Tumbok Lada Malay Dagger


Very Fine Horn, Silver & Gold Filigree Tumbok Lada Dagger

Sumatra, Indonesia

19th century

length: 38cm

This tumbok lada dagger is a particularly fine example. It has a slightly curved steel blade; a long, thin hilt encased in silver; a hand guard in open-work carved horn; a hilt collar of gold and gold filigree; and a hilt of carved horn.

The hilt has been carved with the Malay clove motif – clove-heads among leaves.

The hilt collar is of solid gold covered with fine gold filigree and small applied gold spheres. The spheres are known as

telur ikan (fish egg) work.

The scabbard is finely repoussed on one side with two panels of scrolling water plant (
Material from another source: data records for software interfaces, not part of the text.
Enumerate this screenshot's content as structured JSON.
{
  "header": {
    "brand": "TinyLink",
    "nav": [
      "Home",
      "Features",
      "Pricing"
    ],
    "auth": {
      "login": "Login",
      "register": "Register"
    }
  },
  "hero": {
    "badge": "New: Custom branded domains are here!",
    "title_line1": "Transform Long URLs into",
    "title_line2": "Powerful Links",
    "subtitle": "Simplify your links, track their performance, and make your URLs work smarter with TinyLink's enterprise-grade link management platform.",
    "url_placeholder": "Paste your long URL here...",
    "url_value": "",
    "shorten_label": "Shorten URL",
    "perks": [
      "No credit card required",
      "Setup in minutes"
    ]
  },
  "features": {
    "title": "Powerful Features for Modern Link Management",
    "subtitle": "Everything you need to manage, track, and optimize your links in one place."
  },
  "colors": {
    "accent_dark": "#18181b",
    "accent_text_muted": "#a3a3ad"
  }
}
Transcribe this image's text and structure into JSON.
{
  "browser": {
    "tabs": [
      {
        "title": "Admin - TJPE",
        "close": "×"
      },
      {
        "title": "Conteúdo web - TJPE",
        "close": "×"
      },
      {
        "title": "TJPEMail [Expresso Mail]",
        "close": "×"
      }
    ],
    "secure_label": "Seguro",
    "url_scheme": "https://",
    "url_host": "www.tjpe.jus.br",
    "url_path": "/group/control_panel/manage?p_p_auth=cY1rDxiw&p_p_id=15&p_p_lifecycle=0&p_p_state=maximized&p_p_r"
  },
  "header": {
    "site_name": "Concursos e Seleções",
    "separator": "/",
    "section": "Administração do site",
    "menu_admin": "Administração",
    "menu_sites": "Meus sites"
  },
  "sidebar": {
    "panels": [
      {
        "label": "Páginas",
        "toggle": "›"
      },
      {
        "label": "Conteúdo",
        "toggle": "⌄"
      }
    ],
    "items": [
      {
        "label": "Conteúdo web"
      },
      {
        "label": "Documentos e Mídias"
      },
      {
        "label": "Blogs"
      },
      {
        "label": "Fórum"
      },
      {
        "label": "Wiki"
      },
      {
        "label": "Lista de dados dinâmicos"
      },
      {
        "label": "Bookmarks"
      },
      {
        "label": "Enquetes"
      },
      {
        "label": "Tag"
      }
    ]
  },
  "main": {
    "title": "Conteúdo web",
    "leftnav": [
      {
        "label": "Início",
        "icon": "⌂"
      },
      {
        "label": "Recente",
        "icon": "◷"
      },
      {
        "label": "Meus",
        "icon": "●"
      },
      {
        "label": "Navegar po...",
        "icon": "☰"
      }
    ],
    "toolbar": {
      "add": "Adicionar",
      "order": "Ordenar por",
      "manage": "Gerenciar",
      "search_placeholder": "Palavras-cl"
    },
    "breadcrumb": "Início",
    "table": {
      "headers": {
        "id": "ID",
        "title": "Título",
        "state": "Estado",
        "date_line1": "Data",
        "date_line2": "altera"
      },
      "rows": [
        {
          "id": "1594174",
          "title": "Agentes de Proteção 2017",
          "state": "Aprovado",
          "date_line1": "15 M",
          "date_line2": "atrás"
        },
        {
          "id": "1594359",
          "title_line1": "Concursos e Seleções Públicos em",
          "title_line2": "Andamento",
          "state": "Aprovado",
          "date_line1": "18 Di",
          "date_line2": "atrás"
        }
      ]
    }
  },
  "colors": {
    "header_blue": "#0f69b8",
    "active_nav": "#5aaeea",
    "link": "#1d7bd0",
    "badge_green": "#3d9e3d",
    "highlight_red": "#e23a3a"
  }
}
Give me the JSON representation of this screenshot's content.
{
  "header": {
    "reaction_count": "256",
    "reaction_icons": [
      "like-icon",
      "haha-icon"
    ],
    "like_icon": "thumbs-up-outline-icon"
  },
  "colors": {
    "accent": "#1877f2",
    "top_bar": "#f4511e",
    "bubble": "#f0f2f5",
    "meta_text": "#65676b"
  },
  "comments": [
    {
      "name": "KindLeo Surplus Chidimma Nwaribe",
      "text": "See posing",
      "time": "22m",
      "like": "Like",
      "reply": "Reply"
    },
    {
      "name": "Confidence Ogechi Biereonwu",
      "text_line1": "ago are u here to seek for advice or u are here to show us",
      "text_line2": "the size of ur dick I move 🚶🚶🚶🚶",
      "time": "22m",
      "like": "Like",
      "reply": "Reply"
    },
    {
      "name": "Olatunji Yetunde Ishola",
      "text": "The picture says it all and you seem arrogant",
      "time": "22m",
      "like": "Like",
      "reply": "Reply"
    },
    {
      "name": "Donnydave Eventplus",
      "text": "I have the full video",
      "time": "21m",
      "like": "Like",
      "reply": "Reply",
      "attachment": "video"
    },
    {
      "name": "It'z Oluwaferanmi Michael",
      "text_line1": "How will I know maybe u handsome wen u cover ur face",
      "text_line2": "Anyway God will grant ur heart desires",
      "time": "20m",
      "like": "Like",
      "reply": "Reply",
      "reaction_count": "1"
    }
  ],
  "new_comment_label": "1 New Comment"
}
bunga air) motif all within rope-twist and pearled borders, and a further chased panel of fish scale (skala ikan) motif. The other side of the scabbard has this sequence but in reverse, ie two panels of skala ikan and one of bunga air.Tumbok ladas were intended as stabbing weapons. The distinctive hilt probably is what has given the name to this dagger – for tumbok means to ‘crush’ or ‘pound’ in Malay and the hilt is said to resemble a crusher for crushing pepper corns. In some parts of the Malay world, the tumbok lada was thought ot be favoured by women because its small size allows it to be more easily concealed in one’s dress.

This example is in fine condition. There is a stable shrinkage-age related crack to the hilt but this tends to be lost in the profusion of carved foliage. There are no other losses, or repairs.


Gardner, G.B.,

Keris and other Malay Weapons, Orchid Press, 2009 (reprint of 1936 original).

Inventory no.: 1571


Clove heads, photographed in Sri Lanka, 2011.

The hilt of this

tumbok lada has motifs based on cloves.